  1. Select the correct board from “Tools” -> “Board” -> “ESP32 Arduino”:
  1. Select the serial speed from “Tools” -> “Upload Speed” -> “115200”:
  1. Select the correct port from “Tools” -> “Port.” On Linux, the correct port should look like /dev/ttyUSB?. dmesg can help you find the right one. On some systems, you may need to add your user to usergroups like modem; if all else fails, on a single user system, you can simply use chmod 777 /dev/ttyUSB*. Not recommended, but it works, and a reboot or device reconnect will reset it.

Clone, clone, clone the code

  1. Clone https://github.com/RichiH/kraken/
  2. Open bme_680 with Arduino IDE.
  3. Select the tab config.h.
  4. Change WIFI_SSID & WIFI_PASSWORD to your local values.

We get signal!

  1. Follow https://github.com/grafana/diy-iot/blob/main/README.md#sending-metrics to get the Grafana Cloud user ID for GC_USER and API key for GC_PASS.
  2. Select the tab bme_680.
  3. Search for instance and replace all entries with a name that makes sense for you.
  4. Open the serial monitor with “Tools” -> “Serial Monitor.”
  1. Compile and deploy your code with “Sketch” -> “Upload.” This will automatically compile your code as well.

Now is a good time for verification: Check the serial monitor for output. Your ESP32 should connect to your WiFi and start cycling through data collection and transmission.

Main screen turn on!

After all this work, how about some dashboards?

  1. Use Grafana Cloud’s Explore mode to verify that you’re received data:
  1. Go to Grafana Cloud’s Panel Import.
  1. Import the dashboard from https://github.com/RichiH/kraken/blob/main/bme_680/kraken-bme680-mixin/dashboards/kraken_bme680.json as file or copy-and-paste of the raw JSON.

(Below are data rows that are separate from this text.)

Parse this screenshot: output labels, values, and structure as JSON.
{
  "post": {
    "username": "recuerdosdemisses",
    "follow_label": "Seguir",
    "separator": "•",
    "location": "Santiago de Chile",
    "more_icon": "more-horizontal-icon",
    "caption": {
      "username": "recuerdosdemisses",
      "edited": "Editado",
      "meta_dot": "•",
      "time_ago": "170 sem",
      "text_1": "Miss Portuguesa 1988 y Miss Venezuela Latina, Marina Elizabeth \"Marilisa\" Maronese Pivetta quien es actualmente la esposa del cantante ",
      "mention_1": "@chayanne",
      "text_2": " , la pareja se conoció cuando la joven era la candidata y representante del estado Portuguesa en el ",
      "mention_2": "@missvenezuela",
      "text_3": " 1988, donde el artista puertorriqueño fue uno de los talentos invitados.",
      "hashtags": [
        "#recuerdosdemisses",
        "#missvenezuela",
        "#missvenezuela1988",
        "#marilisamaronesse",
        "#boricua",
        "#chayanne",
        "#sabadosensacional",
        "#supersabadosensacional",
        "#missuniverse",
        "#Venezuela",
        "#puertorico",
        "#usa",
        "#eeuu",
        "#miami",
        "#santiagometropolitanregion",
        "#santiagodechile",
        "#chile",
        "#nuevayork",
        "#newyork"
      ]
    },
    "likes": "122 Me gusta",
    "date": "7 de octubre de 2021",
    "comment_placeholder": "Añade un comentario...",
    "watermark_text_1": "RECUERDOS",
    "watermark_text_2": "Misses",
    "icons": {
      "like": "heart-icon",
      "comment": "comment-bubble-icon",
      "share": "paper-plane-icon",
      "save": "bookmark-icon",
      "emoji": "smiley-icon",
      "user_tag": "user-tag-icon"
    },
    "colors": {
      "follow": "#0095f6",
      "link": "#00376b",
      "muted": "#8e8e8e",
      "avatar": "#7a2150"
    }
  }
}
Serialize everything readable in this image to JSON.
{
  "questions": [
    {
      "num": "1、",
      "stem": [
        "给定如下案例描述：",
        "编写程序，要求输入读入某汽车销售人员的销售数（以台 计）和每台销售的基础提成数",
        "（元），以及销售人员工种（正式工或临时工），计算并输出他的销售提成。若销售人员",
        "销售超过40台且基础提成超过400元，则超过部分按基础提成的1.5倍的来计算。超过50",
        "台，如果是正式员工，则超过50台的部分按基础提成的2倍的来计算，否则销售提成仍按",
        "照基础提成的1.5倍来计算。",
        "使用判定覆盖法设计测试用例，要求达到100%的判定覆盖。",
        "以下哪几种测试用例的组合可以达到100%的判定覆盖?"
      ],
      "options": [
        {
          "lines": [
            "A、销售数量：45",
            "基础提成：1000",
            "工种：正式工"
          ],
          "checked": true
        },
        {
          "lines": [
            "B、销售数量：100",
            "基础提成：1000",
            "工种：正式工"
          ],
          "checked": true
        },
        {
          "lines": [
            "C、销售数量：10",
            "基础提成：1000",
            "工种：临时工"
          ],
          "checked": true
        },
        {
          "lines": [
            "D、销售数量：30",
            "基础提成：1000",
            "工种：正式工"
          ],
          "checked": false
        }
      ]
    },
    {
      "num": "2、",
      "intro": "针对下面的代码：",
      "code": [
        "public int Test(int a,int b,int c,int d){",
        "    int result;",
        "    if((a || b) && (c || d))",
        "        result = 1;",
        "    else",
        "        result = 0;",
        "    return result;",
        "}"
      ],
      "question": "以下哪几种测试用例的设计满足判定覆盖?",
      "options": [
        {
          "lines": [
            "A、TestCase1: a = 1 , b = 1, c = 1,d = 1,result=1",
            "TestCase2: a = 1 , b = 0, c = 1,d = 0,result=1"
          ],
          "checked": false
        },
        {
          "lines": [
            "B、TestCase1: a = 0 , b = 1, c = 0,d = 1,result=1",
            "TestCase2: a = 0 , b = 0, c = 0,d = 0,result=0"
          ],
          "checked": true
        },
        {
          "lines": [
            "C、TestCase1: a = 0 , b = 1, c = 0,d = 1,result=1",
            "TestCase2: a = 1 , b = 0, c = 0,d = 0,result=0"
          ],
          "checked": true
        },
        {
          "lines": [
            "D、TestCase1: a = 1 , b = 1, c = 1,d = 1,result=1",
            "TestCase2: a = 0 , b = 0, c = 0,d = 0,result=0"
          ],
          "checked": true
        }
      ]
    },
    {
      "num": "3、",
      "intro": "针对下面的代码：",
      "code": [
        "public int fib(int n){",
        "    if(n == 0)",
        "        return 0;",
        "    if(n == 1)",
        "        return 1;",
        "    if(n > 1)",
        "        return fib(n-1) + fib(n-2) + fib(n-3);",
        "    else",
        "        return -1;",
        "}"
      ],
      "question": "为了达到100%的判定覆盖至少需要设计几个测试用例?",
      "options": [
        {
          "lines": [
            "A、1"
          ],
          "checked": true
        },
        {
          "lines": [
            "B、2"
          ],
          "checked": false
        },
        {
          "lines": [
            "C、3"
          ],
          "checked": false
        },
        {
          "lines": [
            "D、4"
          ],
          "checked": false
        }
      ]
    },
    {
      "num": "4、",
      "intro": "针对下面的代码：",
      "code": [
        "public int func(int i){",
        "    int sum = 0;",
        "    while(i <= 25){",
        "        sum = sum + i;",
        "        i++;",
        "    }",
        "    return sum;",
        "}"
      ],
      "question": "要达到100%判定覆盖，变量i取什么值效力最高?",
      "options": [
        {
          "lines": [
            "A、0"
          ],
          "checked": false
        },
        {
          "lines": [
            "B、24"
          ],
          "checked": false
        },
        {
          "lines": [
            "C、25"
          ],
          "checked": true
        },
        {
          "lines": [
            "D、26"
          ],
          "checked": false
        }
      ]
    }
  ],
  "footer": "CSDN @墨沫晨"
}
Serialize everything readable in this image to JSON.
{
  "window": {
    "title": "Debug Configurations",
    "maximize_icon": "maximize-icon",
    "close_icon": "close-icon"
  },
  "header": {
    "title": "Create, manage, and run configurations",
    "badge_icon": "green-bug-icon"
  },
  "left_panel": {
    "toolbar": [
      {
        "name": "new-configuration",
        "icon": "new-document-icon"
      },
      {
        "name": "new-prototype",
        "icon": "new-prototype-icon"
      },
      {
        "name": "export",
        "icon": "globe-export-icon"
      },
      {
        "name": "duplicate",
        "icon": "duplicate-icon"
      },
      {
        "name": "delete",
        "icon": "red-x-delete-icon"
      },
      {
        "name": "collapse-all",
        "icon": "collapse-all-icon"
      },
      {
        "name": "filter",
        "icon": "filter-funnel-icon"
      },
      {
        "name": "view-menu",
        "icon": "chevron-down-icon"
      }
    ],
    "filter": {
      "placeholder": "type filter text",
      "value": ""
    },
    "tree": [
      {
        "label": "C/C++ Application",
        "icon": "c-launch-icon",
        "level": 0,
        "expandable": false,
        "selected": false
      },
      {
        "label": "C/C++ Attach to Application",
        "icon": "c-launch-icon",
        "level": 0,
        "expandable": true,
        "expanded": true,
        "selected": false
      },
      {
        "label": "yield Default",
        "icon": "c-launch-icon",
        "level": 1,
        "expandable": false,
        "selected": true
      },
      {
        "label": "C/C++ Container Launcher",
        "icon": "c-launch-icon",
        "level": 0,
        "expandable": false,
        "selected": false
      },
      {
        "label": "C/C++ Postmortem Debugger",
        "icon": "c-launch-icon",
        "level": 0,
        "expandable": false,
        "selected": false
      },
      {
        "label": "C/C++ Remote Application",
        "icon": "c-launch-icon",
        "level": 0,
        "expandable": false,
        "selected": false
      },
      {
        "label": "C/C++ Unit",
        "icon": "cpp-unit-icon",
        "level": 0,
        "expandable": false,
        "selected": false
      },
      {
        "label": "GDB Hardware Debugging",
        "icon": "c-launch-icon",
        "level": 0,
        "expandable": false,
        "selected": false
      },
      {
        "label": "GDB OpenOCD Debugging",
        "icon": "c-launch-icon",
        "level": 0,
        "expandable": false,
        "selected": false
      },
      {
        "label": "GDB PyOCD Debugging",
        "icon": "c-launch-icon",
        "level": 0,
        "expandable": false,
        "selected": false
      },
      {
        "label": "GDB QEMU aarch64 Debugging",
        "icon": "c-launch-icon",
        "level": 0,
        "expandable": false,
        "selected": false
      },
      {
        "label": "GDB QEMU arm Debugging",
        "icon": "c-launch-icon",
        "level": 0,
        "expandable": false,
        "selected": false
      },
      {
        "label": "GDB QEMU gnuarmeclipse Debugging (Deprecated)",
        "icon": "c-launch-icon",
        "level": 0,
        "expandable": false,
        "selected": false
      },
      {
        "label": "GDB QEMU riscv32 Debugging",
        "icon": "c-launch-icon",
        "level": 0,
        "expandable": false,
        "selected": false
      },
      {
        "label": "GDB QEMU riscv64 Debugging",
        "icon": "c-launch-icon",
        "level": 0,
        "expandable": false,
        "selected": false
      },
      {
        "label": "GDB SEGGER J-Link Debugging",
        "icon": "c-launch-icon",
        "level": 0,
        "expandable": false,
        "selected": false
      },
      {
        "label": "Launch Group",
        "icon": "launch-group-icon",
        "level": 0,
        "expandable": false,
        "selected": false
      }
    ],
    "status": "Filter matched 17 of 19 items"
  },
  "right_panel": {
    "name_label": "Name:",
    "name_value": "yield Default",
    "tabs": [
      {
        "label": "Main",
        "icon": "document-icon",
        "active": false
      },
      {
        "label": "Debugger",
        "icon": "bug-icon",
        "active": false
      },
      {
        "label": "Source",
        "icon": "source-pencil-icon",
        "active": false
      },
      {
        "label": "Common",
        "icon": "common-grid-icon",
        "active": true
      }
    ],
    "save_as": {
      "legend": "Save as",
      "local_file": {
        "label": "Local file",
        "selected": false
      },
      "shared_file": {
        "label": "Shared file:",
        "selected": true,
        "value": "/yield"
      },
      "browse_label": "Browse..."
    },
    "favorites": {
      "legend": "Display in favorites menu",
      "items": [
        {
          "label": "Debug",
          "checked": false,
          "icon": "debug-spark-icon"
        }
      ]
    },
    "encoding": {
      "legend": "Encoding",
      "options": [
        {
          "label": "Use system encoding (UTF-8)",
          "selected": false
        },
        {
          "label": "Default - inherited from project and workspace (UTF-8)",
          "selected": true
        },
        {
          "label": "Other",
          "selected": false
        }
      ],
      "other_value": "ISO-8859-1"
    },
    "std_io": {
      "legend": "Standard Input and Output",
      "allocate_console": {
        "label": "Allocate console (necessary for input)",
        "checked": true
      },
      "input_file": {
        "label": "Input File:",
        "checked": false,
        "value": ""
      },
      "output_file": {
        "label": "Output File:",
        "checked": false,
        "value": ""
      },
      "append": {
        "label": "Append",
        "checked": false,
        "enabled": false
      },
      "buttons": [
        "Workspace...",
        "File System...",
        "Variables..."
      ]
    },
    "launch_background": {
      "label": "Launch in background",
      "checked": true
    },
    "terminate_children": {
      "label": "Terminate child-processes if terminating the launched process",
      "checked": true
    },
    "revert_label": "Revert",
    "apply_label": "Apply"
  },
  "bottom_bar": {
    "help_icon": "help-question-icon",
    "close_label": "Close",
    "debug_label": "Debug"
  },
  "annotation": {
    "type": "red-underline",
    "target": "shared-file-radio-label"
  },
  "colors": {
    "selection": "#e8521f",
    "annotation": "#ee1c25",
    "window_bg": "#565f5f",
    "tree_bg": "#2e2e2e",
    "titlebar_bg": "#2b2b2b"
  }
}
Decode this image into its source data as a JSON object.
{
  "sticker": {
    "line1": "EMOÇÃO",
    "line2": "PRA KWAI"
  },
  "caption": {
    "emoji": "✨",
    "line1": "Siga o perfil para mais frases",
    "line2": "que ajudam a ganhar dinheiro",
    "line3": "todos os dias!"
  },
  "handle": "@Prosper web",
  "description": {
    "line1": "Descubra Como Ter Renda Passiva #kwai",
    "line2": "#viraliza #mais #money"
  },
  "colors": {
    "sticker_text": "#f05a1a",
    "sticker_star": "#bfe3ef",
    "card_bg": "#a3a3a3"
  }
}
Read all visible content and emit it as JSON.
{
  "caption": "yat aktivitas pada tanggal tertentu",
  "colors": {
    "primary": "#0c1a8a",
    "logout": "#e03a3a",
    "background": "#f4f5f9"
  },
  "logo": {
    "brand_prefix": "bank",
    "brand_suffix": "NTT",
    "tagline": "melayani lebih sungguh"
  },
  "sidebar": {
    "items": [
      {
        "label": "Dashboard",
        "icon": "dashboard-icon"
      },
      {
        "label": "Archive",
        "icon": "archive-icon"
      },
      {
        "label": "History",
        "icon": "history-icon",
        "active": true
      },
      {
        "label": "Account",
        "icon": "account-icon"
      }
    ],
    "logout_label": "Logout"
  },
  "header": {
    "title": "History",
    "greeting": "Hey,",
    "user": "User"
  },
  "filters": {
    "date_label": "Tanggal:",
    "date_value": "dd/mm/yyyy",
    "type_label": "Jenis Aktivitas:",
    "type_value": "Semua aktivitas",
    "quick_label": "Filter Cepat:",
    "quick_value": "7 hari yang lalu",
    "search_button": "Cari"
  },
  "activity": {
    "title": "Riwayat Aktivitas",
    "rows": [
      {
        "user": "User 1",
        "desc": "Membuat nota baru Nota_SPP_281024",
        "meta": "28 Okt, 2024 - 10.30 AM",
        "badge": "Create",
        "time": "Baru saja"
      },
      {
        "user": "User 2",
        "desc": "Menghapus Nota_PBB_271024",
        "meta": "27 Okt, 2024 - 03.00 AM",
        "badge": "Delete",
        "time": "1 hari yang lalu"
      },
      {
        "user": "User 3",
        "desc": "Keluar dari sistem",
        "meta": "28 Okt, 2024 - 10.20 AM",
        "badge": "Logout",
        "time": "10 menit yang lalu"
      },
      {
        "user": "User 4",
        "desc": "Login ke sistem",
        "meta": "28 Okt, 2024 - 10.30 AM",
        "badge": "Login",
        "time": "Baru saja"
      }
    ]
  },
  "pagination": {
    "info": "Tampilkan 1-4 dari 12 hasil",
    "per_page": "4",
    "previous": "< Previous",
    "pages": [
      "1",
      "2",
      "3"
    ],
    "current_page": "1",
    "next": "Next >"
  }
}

As an optional step for site operators: Choose alerts from https://github.com/RichiH/kraken/tree/main/bme_680/kraken-bme680-mixin/alerts. I created alerts for ASHRAE 55 recommended, A1, A2, A3, A4, B, and C. That should fit everything from the highest-class data centers to a cowshed. If you’re in Europe and operating/certified under EN 50600, you are free to assess your own needs and simply align with any ASHRAE envelopes if you so choose.

You will also find an alert for dew points in there. This is useful if you have a room that can get damp or moldy: As long as you’re staying 2-3C above the dew point, you will not have any mold growing, ever. If you’re near the dew point, either heat up the air or get moisture out. Either works, and you will see the effects in the dew point curve immediately.

The last step is the most important one: Enjoy!

As always at the end: We’re hiring as fast as we possibly can. If you think having hackathons without limit on topics is fun and Grafana generally sounds like a nice place to work, have a look at what we have to offer.